“I like to have my students work on real-world projects, so this was an opportunity for them to actually be an integral part of broadcasting, producing a program start to finish,” said Dr. Irwin, Professor of Communication Studies.
Dr. Irwin reached out to various contacts at local television stations to determine if there was any interest in the project. After a brief conversation with WBBZ-TV’s John Di Sciullo, it was determined that the students would produce episodes of Bragging Rights, a local trivia gameshow.
Dr. Irwin reached out to various contacts at local television and radio stations to determine if there was any interest in those stations developing a project with her students. After a brief conversation with WBBZ-TV’s John Di Sciullo, it was determined that the students would produce episodes of Bragging Rights, a local trivia gameshow.
“I was familiar with the show and I knew John would be a great person to work with” said Dr. Irwin.
Other projects in the class included students producing a 30-minute Edge Session with a local band for WEDG 103.3-FM The Edge and a newscast for WGRZ-TV. All of the projects provided the students with direct, hands-on experience in broadcasting.
“I was really proud of the students in my class. These projects were all challenging and they stepped up and did a wonderful job. I hope they learned a lot about broadcasting,” said Dr. Irwin.
This two-person exhibition, that ran from October – December in Lyons Hall’s Vogt Gallery, featured recent works on paper, sculptural installations, and screen prints by two Canisius College alumni (both ’13).

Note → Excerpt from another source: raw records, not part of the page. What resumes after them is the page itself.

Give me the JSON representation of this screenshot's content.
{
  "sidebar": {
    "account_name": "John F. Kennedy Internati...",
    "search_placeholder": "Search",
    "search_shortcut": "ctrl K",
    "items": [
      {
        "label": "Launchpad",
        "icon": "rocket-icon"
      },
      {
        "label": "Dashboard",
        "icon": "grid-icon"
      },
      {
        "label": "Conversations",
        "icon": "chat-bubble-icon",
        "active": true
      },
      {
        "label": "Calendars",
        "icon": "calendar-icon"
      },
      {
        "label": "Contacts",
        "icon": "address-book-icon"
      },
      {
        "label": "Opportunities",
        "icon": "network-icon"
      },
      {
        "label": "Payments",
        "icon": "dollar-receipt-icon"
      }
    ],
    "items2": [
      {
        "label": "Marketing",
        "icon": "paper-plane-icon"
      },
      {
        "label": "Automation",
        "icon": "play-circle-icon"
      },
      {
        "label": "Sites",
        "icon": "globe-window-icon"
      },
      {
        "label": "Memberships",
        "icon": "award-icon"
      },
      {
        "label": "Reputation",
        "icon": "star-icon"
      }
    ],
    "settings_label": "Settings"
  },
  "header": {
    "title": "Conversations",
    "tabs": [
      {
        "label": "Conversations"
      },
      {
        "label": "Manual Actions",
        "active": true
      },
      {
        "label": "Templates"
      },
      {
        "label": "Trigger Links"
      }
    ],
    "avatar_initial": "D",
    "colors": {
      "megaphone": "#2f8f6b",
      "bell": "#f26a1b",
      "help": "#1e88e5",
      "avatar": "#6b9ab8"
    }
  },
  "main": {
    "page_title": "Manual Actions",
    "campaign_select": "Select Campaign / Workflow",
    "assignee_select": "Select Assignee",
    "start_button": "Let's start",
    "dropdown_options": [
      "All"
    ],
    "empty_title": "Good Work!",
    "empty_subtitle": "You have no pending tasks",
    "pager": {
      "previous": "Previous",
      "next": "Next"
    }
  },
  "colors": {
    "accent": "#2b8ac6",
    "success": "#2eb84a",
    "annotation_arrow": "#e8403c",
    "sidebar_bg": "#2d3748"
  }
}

Katharyn Ketter-Franklin is a 27-year-old Canisius College graduate who grew up sketching dragons in Buffalo, New York, and now focuses in minimalist illustration and cut paper artwork. They spend their free time rewatching Evangelion, playing Final Fantasy, photographing cosplayers and creating movie posters for North Park Theatre.
The collection of work on view by Nathan Deganis Librera spans the past two years of his screenprinted illustrations. Reflecting on this installation, he commented, “While developing my style, I have found myself depicting the places I frequent most, illustrating the emotion and memories each place evokes. By capturing moments with small, sometimes hidden detail, I show a personal relationship I have with the spaces. It is a body of work in progress, as there are many more places I find magical enough to put ink to paper.”
The Communication Studies Department recently hosted a holiday desk decorating contest in November to spread a little holiday cheer. Faculty and staff in the department decorated their desks and members of the Canisius Community had the chance to vote. Dr. Wanzer’s Winter Wonderland themed desk took home first place. Great work to all involved!
Peruse these photos to see which one was your favorite!
How Professor Dunkle stole Christmas
Dr. Dahlberg’s Merry Griffmas desk
Dr. Irwin’s Juno inspired dog desk
Dr. Hartman’s Christmas Past
Dr. Wanzer’s Winter Wonderland theme (the winner!)